In 2013, according to Frontex, over 38% of all detected illegal border crossings in Europe followed the “Central Mediterranean Route” leading to Italy and Malta amounting to over 40,000 irregular migrants. This year, the Italian Ministry of Interior has announced that already 59,880 irregular migrants and asylum seekers have reached Italy’s coasts.
These numbers account for the popular perception that a very high number of people (irregular migrants and asylum seekers alike) enter each year Italy’s borders overwhelming the national asylum system with increasing accommodation requests and asylum applications while neither the European Union nor the other Member States provide help or support. Politicians and decision makers around Europe (but mostly in European Mediterranean countries) blame this “excessive pressure” on the recently-reformed Dublin III regulation and demand a different system of “burden sharing” in line with the principle of solidarity enshrined in Article 80 of the TFEU.
These perceptions are wrong for a number of reasons relating to the fact that Italy has been considered – at least since the 90s – as a transit country by asylum seekers who then move over to other Member States to apply for asylum. While a fairly high amount of asylum seekers cross the borders of the European Union by landing on Italy’s southern coasts, most of them will subsequently leave the country to apply for protection in other Member States.
Indeed, according to Eurostat, since 1998 less than 6.6% of all asylum applications in Europe are submitted in Italy every year (except for 2008 and 2011 where they rose to 13.3 and 13.2% respectively). On the contrary, France, Germany and Sweden have had repeatedly over the years the highest percentage of asylum applications in the European Union. In 2013 alone, Germany received 29.19% of the total asylum applications in Europe followed by France (14.88%) and Sweden (12.49%), while Italy’s percentage of applications amounted only to 6.42%. A recent study by the European University Institute on the pressure sustained by different EU Member States (measured by the number of asylum applications per capita) shows similar figures: while Sweden is the Member State facing the greatest pressure, most northern-western European States (including Luxembourg, Germany, Denmark and France) face higher pressure rates than Italy.
Similarly, in 2013, due to the outbreak of the Syria conflict, 50,096 Syrians fled to Europe and were by far the most common nationality to request international protection; while many reached the Schengen area through Italy, only 635 applied for international protection there: a very low number compared to the 16,540 applications made by Syrians that same year in Sweden (and leading to Sweden’s Immigration minister’s outburst against Italy and Greece, the top receivers of EU funding for migration policies).

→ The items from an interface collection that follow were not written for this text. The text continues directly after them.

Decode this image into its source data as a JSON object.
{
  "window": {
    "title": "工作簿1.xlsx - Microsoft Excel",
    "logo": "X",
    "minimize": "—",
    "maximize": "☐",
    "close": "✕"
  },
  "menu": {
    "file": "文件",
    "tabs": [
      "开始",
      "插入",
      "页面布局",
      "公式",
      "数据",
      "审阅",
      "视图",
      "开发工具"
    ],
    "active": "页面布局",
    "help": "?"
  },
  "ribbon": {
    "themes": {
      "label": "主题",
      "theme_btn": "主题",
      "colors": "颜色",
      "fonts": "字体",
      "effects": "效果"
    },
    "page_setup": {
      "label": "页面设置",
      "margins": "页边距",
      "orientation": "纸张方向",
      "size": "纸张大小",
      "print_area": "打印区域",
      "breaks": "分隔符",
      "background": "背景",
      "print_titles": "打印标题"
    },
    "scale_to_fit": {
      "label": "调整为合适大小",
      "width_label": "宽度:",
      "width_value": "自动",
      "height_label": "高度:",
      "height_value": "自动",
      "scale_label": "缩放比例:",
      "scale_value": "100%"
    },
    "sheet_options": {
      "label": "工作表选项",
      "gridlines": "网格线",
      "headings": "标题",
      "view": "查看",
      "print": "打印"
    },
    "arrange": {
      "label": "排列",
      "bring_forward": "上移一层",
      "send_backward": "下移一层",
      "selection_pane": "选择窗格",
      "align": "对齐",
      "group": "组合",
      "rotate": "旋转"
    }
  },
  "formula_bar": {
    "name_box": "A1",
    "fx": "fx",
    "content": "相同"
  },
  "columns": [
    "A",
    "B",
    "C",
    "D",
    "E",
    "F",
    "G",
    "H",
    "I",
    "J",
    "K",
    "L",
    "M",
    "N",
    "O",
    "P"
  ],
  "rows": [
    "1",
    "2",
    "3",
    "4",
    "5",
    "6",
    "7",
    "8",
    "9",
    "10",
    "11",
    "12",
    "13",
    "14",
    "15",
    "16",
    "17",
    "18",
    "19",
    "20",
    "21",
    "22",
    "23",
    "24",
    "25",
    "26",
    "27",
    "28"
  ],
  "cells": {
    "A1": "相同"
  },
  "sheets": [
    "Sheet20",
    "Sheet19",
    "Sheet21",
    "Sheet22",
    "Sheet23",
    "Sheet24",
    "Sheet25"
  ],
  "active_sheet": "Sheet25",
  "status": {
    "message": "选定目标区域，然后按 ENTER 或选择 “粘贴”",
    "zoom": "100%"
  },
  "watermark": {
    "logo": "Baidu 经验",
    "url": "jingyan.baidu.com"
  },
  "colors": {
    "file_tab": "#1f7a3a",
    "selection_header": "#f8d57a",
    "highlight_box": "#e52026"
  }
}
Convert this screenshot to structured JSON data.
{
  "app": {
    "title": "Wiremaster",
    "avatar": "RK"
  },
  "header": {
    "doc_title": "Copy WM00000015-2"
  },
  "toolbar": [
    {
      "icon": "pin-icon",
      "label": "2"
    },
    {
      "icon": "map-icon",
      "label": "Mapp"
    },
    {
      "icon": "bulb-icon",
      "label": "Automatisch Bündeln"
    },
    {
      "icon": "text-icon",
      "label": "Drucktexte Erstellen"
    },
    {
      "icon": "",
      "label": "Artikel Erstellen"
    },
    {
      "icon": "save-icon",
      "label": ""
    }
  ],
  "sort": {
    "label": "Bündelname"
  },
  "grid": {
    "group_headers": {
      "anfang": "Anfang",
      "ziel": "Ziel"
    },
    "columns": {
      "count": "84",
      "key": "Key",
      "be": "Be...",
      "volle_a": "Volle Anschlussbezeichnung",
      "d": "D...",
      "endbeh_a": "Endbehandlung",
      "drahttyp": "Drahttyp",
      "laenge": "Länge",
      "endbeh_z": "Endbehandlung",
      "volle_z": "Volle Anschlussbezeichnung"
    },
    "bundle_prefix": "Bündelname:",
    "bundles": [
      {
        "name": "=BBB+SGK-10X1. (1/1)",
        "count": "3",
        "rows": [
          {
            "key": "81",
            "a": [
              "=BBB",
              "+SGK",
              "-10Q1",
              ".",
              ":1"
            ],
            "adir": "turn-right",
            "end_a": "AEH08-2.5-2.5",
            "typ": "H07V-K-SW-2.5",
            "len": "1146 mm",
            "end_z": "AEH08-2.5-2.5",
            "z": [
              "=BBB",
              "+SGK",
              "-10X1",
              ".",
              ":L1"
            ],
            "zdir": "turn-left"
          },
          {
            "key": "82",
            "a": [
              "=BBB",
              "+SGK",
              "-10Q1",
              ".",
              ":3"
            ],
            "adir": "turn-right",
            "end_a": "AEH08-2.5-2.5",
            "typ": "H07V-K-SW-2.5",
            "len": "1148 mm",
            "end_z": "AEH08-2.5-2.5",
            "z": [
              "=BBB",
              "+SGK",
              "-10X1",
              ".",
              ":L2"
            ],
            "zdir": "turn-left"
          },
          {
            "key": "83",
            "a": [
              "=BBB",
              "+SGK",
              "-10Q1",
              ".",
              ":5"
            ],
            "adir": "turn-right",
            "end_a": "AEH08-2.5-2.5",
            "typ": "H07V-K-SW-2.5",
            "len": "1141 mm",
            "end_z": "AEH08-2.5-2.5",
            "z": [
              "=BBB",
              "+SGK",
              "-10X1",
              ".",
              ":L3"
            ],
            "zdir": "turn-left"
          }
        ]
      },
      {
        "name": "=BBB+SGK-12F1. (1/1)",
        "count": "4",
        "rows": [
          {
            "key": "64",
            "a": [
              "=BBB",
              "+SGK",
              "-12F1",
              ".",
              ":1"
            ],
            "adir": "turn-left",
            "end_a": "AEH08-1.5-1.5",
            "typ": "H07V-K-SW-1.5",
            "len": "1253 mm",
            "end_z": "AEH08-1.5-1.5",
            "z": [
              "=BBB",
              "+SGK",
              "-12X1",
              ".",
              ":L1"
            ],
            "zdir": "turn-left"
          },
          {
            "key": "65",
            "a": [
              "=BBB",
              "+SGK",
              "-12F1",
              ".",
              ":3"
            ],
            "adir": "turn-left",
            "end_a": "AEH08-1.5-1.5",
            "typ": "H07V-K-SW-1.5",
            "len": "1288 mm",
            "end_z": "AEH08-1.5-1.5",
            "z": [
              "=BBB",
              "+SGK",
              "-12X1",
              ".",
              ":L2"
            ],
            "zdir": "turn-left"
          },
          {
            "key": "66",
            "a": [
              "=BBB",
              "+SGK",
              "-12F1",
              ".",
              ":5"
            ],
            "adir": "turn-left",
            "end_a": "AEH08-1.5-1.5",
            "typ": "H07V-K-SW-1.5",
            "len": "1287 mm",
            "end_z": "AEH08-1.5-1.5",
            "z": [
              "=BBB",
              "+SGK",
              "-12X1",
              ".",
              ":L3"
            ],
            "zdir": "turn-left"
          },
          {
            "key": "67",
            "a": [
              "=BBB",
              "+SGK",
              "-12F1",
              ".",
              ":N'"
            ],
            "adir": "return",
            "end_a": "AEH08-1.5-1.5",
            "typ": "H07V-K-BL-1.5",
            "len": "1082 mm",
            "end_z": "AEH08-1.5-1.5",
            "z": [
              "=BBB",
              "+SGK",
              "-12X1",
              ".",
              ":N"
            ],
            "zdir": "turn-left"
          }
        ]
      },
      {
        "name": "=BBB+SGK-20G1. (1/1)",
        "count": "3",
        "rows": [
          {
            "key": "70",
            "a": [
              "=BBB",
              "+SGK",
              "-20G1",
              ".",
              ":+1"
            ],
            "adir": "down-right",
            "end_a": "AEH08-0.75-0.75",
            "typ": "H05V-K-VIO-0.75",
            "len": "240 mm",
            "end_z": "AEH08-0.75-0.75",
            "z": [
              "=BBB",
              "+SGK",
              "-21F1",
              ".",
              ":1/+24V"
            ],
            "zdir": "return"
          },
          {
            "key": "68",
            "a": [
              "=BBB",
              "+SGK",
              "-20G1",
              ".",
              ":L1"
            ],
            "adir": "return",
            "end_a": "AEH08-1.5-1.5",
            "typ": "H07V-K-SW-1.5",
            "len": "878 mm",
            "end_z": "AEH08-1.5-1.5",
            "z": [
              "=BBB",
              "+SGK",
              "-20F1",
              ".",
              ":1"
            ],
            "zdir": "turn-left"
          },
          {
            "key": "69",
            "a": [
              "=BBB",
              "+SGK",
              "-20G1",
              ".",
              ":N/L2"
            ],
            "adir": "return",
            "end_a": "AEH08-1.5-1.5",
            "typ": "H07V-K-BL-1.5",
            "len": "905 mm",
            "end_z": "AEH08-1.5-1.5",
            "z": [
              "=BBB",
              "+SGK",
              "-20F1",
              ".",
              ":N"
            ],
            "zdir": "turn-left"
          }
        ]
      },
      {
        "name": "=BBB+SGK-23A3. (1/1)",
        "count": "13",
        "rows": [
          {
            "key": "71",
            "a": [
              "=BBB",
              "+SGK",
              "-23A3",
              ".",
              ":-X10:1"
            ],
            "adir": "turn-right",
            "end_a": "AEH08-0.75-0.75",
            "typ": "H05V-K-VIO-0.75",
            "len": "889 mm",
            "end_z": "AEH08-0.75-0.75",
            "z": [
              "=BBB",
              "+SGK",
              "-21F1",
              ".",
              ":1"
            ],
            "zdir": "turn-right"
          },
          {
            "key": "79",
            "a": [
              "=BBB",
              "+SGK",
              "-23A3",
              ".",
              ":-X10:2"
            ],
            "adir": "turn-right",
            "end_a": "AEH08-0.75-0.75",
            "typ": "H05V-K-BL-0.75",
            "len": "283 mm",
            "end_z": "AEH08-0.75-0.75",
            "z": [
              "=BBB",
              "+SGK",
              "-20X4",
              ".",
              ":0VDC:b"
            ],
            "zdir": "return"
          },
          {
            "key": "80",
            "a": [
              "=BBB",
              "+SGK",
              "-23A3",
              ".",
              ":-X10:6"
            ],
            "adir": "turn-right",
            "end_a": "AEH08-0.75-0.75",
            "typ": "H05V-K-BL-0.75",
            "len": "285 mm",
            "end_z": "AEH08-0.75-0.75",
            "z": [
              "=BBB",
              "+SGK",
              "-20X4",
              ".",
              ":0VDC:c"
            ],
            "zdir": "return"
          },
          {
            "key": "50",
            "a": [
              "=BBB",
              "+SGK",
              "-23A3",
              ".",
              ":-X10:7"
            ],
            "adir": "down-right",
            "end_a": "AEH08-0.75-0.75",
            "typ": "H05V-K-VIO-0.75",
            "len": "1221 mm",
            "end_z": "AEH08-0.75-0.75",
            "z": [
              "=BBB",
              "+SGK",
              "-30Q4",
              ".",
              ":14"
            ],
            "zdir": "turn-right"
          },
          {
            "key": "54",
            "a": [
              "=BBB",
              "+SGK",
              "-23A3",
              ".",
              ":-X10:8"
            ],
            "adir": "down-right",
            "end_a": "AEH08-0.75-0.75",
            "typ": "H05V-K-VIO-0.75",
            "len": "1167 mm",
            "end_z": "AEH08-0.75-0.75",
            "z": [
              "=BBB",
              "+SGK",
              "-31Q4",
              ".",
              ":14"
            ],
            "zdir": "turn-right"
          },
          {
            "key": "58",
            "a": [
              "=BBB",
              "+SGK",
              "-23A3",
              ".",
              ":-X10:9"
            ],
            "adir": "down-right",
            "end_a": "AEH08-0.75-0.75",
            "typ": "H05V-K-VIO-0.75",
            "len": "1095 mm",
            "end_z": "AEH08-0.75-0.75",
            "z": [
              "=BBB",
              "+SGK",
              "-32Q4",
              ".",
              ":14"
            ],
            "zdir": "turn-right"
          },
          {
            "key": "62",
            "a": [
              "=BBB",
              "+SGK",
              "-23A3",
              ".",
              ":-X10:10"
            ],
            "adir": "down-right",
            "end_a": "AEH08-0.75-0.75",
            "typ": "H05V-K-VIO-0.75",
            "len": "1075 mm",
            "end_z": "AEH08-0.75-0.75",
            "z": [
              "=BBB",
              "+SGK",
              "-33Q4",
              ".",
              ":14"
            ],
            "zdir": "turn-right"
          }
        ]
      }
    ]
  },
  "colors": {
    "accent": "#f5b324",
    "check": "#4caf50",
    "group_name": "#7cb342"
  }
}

There are many reasons why Italy is seen as a transit country by migrants and international protection seekers. One of them, incidentally, lies in the Dublin III Regulation itself: there is a common misunderstanding among politicians in southern European countries that the Dublin Regulation requires Member States of arrival of asylum seekers to process their applications. On the contrary, the Regulation’s hierarchy of criteria for determining the Member State responsible for processing an application places at the top the asylum’s seekers family links (Articles 9, 10, 11) or legal residency (Article 12) in an European country, allowing immigrants arriving through Italy to apply in another country where they have lived or have family ties.
Another possible reason why asylum seekers tend not to ask for asylum in Italy might be the very high divergences in recognition rates between Member States of the European Union (the so-called “asylum lottery”). Although recognition rates vary greatly on a yearly basis, until 2012 first instance positive recognition rates in Italy had been traditionally low and/or unpredictable (32% in 2008, 51% in 2009, 43% in 2010 and 18% in 2011) and might have led international protection seekers to proceed to other countries with more favourable conditions and typically higher recognition rates (such as Norway).
Lastly, other factors such as access to employment, welfare and health services may also account to an asylum seeker’s decision to ask for asylum in other European Countries (notably in northern-European countries).
Contributor: Chiara de CapitaniShare